The senses of taste and smell are less important; we don’t depend on them for survival, as our primitive ancestors might have. Most of us buy our mushrooms at the grocery store and get our drinking water out of a tap or a bottle. We trust that the grocery-store people don’t stock poisonous mushrooms and that Evian water is pure and clean. Most of the time, our assumptions are justified.

There are people in this world who have virtually lost the use of all five senses and have yet managed to convey the rich, internal, spiritual life they are experiencing. Such people are rare, and few of us would voluntarily surrender any of our five senses as a path to spiritual purification. Certain individuals do, however, practice sensory deprivation — on purpose — by spending days or weeks in caves. Sometimes the reason for this isolation is to develop what the practitioners consider “spiritual senses” — ways of perceiving that are independent of the five physical senses.

I hope that you’ll be able to grasp this concept in the comfort of your home. Cave-dwelling isn’t for everyone. There are inconveniences, such as, for example, the proximity of bats.

My apartment is in an active ninety-year-old church, which is clean and well kept, with modern offices and classrooms and a magnificent sanctuary. But all of us here deal with the occasional bat. People will be chatting in hallways or gathering in their classes when — inexplicably to the clueless observer — everyone screams and runs in some random direction, inevitably smashing into each other in their panic. Bats can be very startling.

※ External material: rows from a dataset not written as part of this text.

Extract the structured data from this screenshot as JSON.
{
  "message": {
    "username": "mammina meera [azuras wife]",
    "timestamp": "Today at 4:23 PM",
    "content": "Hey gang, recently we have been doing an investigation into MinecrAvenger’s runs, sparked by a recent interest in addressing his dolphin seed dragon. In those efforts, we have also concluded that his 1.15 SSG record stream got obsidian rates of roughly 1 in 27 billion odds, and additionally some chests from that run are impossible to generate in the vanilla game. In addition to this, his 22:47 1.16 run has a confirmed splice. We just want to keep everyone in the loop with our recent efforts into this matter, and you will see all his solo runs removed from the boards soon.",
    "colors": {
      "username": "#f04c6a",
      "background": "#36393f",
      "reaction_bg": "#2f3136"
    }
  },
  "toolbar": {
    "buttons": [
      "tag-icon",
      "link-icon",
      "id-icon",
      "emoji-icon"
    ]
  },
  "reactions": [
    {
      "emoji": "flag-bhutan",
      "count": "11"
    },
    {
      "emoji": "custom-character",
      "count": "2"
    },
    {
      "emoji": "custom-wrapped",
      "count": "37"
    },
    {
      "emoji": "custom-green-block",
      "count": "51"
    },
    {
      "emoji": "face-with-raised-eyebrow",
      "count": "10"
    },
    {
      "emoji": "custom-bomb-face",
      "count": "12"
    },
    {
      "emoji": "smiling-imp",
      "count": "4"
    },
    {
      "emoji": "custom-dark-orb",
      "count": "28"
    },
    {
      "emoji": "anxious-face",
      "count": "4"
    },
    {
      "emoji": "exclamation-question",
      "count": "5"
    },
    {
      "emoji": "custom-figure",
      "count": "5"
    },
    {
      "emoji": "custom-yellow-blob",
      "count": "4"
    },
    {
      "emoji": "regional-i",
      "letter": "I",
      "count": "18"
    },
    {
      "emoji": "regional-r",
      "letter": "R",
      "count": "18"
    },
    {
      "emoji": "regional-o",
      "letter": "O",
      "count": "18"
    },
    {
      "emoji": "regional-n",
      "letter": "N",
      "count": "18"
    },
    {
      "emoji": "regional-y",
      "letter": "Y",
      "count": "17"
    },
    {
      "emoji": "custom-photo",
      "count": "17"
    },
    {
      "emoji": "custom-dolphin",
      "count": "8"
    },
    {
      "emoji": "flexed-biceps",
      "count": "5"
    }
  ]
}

This is especially true if a couple of them fly out from behind your shower while you are showering in it. It’s even worse if the bathroom door is closed and they keep flying around in that erratic sonar-guided way they have, so that you have no idea where they’ll end up or which way to dodge. I speak from experience. One minute I was showering, the next I was naked in the living room, having gotten there without traversing the distance in between, making me the only human being who has ever, literally, made a quantum leap.

As useful and necessary as the physical senses may be for informing you of the presence of bats, they (the senses, and no doubt the bats as well) are incapable of perceiving abstractions — intangible things — ideas, beliefs, and emotions such as fear, love, happiness, and disgust, as illustrated in Table 1.

Yuck

Table 1: Yuck

Sometimes people make the mistake of classifying tangible things as real and intangibles as unreal. A parent will comfort a child who wakes up in the night, frightened by a dream or an unexplained noise, by saying, “It’s all right. It was only a dream,” or, “It was only your imagination.” Yet it is these intangibles — imagination, dreams, and others, such as love and vengeance — that propel us through life.

All language is, of course, metaphor. A word is only a symbol of the thing or action it represents. And, as we shall discover, virtually every word in every language — even conjunctions and prepositions — originates in metaphor.

Lesson 17.1 Assignment

Find at least ten examples of metaphors in this lesson. E-mail your finished assignment to Mary@LifeIsPoetry.net. Your work will not be graded, but I will return it to you with comments.